“I’m never going into the book business,” a young Liam McGahern insisted to his father Patrick on one of many book-scouting sessions disguised as family vacations. What a liar that Liam proved to be. Not only is he now running the Ottawa rare book store that his father started in 1969, his doing so has established one of the first book store “dynasties” in Canada; at least according to David Mason, a noted Toronto rare book seller. The small store is a destination for business travellers and Ottawa residents alike. The visitors are those who have purchased from a Patrick McGahern catalogue, and are eager to experience the tall stacks of printed treasures in person.
In 1969, Patrick McGahern bought a small paperback store called the Book Boutique in Ottawa’s Glebe neighborhood for $1000. Spending decades in the increasingly fashionable Glebe, Patrick McGahern Books was a general used bookstore that specialized in Canada and the Arctic.

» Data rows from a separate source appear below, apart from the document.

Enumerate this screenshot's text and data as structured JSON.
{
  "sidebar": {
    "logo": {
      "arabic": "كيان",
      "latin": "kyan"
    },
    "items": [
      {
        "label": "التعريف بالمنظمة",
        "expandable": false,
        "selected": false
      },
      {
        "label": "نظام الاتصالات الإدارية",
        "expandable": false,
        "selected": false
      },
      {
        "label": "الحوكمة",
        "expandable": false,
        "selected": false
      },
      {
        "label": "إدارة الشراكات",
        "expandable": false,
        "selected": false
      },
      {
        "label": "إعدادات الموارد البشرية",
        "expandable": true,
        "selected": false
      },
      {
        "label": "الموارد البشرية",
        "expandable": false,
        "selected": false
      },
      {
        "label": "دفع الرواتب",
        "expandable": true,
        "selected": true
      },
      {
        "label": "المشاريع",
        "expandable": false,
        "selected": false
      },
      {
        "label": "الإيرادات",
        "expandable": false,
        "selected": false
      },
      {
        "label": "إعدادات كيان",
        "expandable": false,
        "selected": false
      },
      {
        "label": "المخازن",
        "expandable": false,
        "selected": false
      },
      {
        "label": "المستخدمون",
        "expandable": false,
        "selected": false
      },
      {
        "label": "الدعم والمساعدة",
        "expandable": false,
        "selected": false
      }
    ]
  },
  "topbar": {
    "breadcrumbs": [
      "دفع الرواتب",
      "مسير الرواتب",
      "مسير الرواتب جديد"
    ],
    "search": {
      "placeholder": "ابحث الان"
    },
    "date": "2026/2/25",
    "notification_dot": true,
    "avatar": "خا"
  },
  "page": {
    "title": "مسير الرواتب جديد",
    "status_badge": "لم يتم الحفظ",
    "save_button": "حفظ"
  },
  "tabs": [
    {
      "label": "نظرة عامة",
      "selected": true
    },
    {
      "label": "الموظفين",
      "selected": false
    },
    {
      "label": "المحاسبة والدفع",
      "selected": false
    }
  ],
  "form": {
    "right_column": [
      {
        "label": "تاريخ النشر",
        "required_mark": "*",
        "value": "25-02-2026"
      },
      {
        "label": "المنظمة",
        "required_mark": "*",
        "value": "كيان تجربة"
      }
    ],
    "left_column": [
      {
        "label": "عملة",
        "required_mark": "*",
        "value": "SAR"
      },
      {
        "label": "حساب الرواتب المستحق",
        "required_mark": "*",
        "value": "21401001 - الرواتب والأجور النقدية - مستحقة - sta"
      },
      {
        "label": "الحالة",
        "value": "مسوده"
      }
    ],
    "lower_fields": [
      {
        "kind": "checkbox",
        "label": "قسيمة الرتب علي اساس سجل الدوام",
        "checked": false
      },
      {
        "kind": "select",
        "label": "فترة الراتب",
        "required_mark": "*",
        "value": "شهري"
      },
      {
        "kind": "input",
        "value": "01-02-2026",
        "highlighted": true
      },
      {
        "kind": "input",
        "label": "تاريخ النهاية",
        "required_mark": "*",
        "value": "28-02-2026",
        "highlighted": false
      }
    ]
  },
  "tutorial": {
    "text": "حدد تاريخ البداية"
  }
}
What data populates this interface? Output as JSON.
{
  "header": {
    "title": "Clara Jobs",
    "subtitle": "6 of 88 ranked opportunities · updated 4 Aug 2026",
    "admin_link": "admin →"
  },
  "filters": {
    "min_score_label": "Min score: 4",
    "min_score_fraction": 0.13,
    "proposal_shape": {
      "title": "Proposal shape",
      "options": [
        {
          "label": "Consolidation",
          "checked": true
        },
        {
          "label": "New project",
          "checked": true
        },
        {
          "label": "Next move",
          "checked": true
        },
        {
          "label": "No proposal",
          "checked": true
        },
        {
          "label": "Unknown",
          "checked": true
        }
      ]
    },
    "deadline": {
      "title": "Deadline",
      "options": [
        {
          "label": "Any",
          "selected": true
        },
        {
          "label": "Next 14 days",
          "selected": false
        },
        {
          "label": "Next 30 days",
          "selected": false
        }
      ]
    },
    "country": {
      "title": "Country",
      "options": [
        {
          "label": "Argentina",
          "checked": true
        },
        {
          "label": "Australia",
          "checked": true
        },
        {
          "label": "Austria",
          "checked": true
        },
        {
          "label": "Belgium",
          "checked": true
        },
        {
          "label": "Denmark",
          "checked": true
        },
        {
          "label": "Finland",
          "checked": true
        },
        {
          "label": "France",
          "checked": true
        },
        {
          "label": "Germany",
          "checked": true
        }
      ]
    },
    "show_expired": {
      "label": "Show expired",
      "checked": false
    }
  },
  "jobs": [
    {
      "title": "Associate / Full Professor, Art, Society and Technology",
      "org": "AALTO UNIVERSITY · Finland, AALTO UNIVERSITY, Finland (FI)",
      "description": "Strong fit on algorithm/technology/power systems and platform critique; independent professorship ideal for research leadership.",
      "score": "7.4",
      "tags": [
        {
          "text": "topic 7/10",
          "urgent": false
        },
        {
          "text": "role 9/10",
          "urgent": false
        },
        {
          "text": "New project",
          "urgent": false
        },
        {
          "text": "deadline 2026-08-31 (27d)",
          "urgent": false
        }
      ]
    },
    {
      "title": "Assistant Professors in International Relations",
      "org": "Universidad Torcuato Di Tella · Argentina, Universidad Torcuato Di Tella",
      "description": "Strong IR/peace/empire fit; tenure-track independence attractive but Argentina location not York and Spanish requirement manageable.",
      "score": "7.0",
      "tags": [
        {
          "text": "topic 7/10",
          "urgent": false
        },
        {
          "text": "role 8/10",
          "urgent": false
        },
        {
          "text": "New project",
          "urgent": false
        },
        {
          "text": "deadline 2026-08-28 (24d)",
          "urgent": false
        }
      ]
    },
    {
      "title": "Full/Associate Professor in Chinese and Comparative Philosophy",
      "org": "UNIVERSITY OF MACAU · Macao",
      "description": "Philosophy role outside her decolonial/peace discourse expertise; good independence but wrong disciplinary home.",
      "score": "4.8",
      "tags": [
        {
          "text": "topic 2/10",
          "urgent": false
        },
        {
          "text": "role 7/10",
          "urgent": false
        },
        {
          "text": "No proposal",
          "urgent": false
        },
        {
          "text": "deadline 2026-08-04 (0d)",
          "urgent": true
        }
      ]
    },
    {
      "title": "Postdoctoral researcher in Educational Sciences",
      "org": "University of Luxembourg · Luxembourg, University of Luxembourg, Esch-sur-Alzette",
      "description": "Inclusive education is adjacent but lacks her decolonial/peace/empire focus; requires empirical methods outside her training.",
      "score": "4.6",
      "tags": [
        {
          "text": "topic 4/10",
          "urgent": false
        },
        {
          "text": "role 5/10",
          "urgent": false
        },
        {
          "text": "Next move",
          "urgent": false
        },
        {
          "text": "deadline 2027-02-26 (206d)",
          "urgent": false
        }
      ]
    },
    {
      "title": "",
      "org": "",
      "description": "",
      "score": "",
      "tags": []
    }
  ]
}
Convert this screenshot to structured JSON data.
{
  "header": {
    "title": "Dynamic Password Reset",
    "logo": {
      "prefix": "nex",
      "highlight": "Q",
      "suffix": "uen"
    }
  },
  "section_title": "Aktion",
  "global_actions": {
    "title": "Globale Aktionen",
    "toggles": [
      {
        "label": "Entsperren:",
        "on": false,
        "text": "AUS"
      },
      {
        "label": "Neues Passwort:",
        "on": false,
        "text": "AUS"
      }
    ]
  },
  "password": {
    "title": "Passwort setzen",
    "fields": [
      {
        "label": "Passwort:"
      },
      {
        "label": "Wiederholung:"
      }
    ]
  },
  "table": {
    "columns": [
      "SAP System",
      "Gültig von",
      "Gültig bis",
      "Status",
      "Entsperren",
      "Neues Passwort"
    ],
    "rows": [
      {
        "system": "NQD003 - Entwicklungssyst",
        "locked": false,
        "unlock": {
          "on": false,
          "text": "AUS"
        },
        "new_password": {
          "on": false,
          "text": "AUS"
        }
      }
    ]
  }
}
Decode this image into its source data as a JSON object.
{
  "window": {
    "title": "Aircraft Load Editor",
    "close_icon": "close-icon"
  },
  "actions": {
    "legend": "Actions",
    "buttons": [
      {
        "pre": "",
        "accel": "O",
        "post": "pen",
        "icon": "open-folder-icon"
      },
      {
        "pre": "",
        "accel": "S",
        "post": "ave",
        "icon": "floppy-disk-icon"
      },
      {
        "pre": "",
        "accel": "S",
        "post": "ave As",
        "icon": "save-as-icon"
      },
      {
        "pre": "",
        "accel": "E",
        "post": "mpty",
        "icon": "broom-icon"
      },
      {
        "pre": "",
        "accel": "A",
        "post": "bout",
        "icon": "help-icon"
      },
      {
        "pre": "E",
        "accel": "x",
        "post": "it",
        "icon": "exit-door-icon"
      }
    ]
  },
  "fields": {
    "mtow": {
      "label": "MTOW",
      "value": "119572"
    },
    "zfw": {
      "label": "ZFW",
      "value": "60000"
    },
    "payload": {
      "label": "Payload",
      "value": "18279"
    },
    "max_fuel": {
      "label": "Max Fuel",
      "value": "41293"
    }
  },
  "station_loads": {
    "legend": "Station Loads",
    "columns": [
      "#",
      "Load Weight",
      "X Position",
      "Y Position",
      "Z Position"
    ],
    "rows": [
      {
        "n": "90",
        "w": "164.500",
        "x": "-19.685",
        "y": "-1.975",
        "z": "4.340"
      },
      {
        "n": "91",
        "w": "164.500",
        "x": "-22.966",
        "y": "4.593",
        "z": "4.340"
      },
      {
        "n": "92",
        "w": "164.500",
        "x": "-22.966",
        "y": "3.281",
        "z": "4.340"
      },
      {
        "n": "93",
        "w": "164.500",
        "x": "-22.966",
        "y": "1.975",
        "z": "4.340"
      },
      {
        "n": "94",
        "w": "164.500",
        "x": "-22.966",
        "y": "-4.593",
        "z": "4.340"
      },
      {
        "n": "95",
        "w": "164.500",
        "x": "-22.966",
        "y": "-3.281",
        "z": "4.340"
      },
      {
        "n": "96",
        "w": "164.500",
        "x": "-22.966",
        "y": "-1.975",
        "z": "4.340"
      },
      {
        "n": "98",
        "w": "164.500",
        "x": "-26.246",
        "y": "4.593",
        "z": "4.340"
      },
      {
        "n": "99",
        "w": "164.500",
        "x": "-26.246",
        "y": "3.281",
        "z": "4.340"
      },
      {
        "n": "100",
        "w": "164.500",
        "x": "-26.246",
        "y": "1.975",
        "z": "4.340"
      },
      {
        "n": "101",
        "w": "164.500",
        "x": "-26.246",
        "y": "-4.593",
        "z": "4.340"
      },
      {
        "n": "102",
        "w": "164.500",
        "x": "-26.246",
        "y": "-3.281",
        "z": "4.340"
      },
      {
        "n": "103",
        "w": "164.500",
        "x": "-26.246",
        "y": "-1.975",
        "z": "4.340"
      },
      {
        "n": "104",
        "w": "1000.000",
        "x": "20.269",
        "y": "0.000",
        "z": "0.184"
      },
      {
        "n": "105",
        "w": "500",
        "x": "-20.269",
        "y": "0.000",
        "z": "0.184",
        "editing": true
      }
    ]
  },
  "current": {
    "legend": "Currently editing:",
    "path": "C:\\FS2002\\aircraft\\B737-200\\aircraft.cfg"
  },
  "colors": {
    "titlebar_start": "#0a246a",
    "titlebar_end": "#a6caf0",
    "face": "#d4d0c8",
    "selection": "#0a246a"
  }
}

Three years ago the McGaherns relocated again, this time to the third floor of a handsome low-rise building in the Byward Market to focus exclusively on rare books.
Liam McGahern explains that most rare book sales come not from foot traffic, but from the detailed specialty catalogues that are sent by mail and email to a network of contacts built over forty years in the business. The third-floor location has led to self-selection amongst the walk-in customers. The flights of steps ensures that only true book-lovers will find their way into the shop. On the Thursday afternoon when we spoke, one such book-lover made his way up the stairs carrying a folio sized treatise on the exploration of Guyana in the early nineteenth century, complete with twelve colored plates. The McGaherns purchased it and the beautiful book likely won’t last long on one of the shop’s elegant wooden bookshelves before arriving in the library of a lucky collector.
The rise of the net, while damaging to generalist shops, has allowed specialists like the McGaherns to thrive. Catalogue sales of Arctic and travel books are booming. While the trend is encouraging, Liam McGahern is worried about sustaining the shop into the future. The elder McGahern, who still works full time, is dismissive of the claim that people will stop buying books. He’s been hearing for his whole career that the end is nigh but reminds his son that there will always be people with newly paid off mortgages and empty nests, seeking an outlet for their time, energy, and disposable income. For many, collecting books will be that outlet.
When asked why he chose to go into the family business despite his early protestations, McGahern explains that he valued the opportunity to run a business, be his own boss and make his own decisions. “And besides,” he says, “in this business, we get to own the books of kings. Even if it’s only for a little while.”